The Book of Hours, Rilke

an excerpt from this particular translation of The Book of Hours by Rainer Maria Rilke:

“There girls blossom into the unknown
and regret their quiet childhood; what they burn for
cannot exist for them; immature
they fold tremblingly upon themselves
and in their back rooms, curtained off, wring
from disillusioned motherhood only
drawn-out nights of helpless whimpering
and chilly years lacking any fight.
And deathbeds stand there in the gloom; soon
and imperceptibly they come to want them;
and die their dragging death in chains, and wander
away out of their lives like beggar-women.”

up the moraine again

rustle of summer dried grass
stir of a cool autumn wind

three rocks sitting in my path
for weight, grounding, heart
picked up and clutched in my right hand, rolled back and forth

feet stepping stepping stepping
unsteady body following close behind
the worn dirt, now slippery dust, and plants as I brace myself

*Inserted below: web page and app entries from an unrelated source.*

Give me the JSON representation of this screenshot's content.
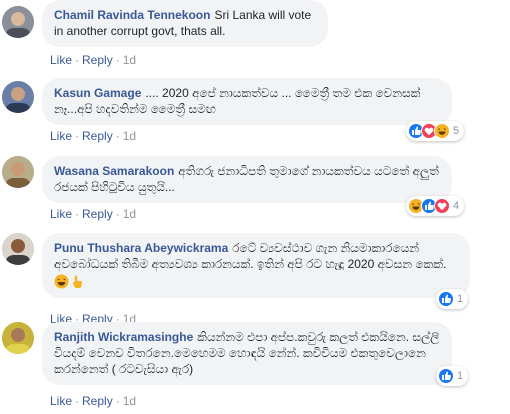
{
  "comments": [
    {
      "author": "Chamil Ravinda Tennekoon",
      "text": "Sri Lanka will vote in another corrupt govt, thats all.",
      "like": "Like",
      "reply": "Reply",
      "time": "1d"
    },
    {
      "author": "Kasun Gamage",
      "text": ".... 2020 අපේ නායකත්වය ... මෛත්‍රී තම එක වෙනසක් නෑ...අපි හදවතින්ම මෛත්‍රී සමඟ",
      "like": "Like",
      "reply": "Reply",
      "time": "1d",
      "reaction_icons": [
        "like-icon",
        "love-icon",
        "haha-icon"
      ],
      "reaction_count": "5"
    },
    {
      "author": "Wasana Samarakoon",
      "text": "අතිගරු ජනාධිපති තුමාගේ නායකත්වය යටතේ අලුත් රජයක් පිහිටුවිය යුතුයි...",
      "like": "Like",
      "reply": "Reply",
      "time": "1d",
      "reaction_icons": [
        "haha-icon",
        "like-icon",
        "love-icon"
      ],
      "reaction_count": "4"
    },
    {
      "author": "Punu Thushara Abeywickrama",
      "text": "රටේ ව්‍යවස්ථාව ගැන නියමාකාරයෙන් අවබෝධයක් තිබීම අත්‍යවශ්‍ය කාරනයක්. ඉතින් අපි රට හැඳූ 2020 අවසන කෙක්.",
      "inline_emoji": [
        "haha-icon",
        "point-icon"
      ],
      "like": "Like",
      "reply": "Reply",
      "time": "1d",
      "reaction_icons": [
        "like-icon"
      ],
      "reaction_count": "1"
    },
    {
      "author": "Ranjith Wickramasinghe",
      "text": "කියන්නම එපා අප්ප.කවුරු කලත් එකයිනෙ. සල්ලි වියදම් වෙනව විතරනෙ.මෙහෙමම හොඳයි නේන්. කවිවියම එකතුවෙලානෙ කරන්නෙත් ( රටවැසියා ඇර)",
      "like": "Like",
      "reply": "Reply",
      "time": "1d",
      "reaction_icons": [
        "like-icon"
      ],
      "reaction_count": "1"
    }
  ],
  "colors": {
    "author": "#385898",
    "bubble": "#f2f3f5",
    "meta": "#90949c",
    "like": "#1877f2",
    "love": "#f33e58",
    "haha": "#f7b125"
  }
}
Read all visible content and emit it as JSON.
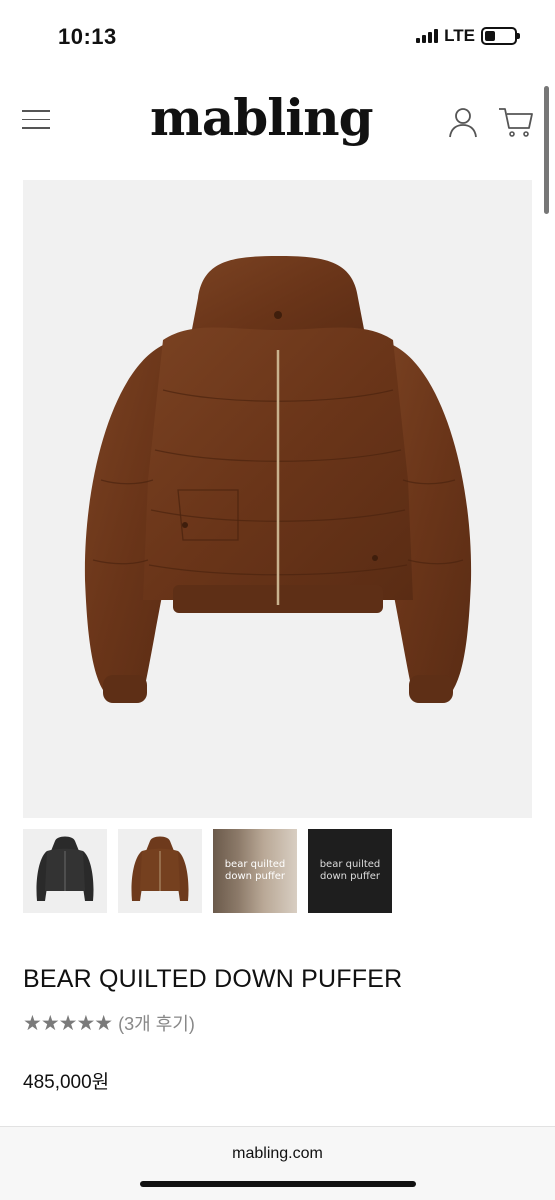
{
  "status_bar": {
    "time": "10:13",
    "network": "LTE",
    "battery_level": 0.35
  },
  "header": {
    "logo": "mabling",
    "icons": [
      "menu-icon",
      "user-icon",
      "cart-icon"
    ]
  },
  "gallery": {
    "main_image": "brown-puffer-jacket",
    "thumbnails": [
      {
        "name": "black-puffer-jacket",
        "text": ""
      },
      {
        "name": "brown-puffer-jacket",
        "text": ""
      },
      {
        "name": "lifestyle-photo",
        "text": "bear quilted\ndown puffer"
      },
      {
        "name": "promo-card",
        "text": "bear quilted\ndown puffer"
      }
    ]
  },
  "product": {
    "title": "BEAR QUILTED DOWN PUFFER",
    "stars": "★★★★★",
    "rating": 5,
    "reviews": "(3개 후기)",
    "price": "485,000원"
  },
  "browser": {
    "url": "mabling.com"
  },
  "colors": {
    "jacket_brown": "#6e3a1c",
    "jacket_black": "#2a2a2a",
    "star_gray": "#7a7a7a"
  }
}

step slowly on the trail, clear a sit space
notice for the first time a boulder shaped like an aging aardvark
continue on

searching for my feet
my breath
a settling that feels like distant memory

lasting summer

the red wine lingering sweet on the back of my tongue
skin sunburned again
toes salve-soaked
and metallic polished

cold sheets, abandoned hammock
bodies lying together, I wish for further apart
star gazing turned wet tongue
willingly bathed in moonlight

still lake water and the creek slow-flowing past camp
leaning against logs, pour steaming tea
onto stilted conversation, whitebark pine
and which direction to wander

shrunk

loud voices waft over from city park, reminding me of one year ago
— green grass, obligation, bedsheet bedroom, a beginning

nights driving along dark roads, my heart running wild with each rotation of the tires
did anyone know?
my insides were a city of hopelessness, a graveyard of severed wings
I was small and malnourished, a tender, fragile thing
dreaming desperately of warmth

but fuck if I can explain it, the emptiness
I guess to remember is to learn is to grow is to change but remembering feels a little like dying, or holding hands with death
interlacing fingers, palms pressed together with the near-looter of my soul

do you know cold? or alone?
I know them, too well
gave them to myself as gifts I couldn’t stop unwrapping
mornings and noons and nights of grey, I’d run religiously
pounding pavement like it could save me

like the flat lines in my life were normal, the way my hands on the steering wheel itched towards the concrete barrier, the unbearable weight of my body, the days and days and days spent trapping myself in that ice blue bedroom willing every part of me to be “better”

could you help me change the record I’m playing?
I hear it, too loud
someone told me once, or maybe a few times and I believed them:
you’re a burden, you don’t belong, you’re too much, you’re not enough, you’re a waste of time and energy and space

and so I shrunk
shrunk in and down and quiet and small
into a pit of darkness too deep for ropes and too unsteady for ladders
to sit and shiver and wait alone

 

house of stillness

I’d put a mustard yellow door on my house of stillness
tucked in so quietly at the end of a long, overgrown road

inside small clusters of wildflowers populate a few windowsills,
soft green moss cover most of the worn wood floor

sun-faded wallpaper with lines of lupine, sage, paintbrush, columbine
run up and down the walls

open windows welcome the gentlest breeze, sliding in
curling around and whisking out the door

thick adobe walls separate sound, heat, cold, light–
cool to palm, to cheek, body resting against changed earth

for stability and strength

and you

spinning spinning spinning here in this room,
tiny candles scattered on tall stumps, bodies folded into wooden chairs
-and you

the crackling fire pushing warm air onto cold skin,
sleepy voices singing slow melodies standing on carpeted ground
-and you

hand on my knee (on my heart, god damn it)
listening and nodding, clutching a black-bound scribbled setlist
-and you

strumming hands, harmonica mouth, closed eyes
words about heartbreak and hair and hooves and home
singing the room to life

familiar

I like knowing the streets of a place, and then the alleys, the back ways, the sidestreets,

minutes + miles from one to another

growing familiar through snow
rain
sunshine
hail
clouds
fog
darkness
light

through salty tears
eye crinkling smiles
tight lipped silence
jaw clenched in fear
brow furrowed in anger

at sunset
midday
twilight
daybreak
dinnertime
before dawn

reading street signs
seeing nothing
listening closely
hardly moving
floating numbly

stepping heavy

feet sandaled
booted
skipping
dancing
dragging
unsteady
barefoot
roller blades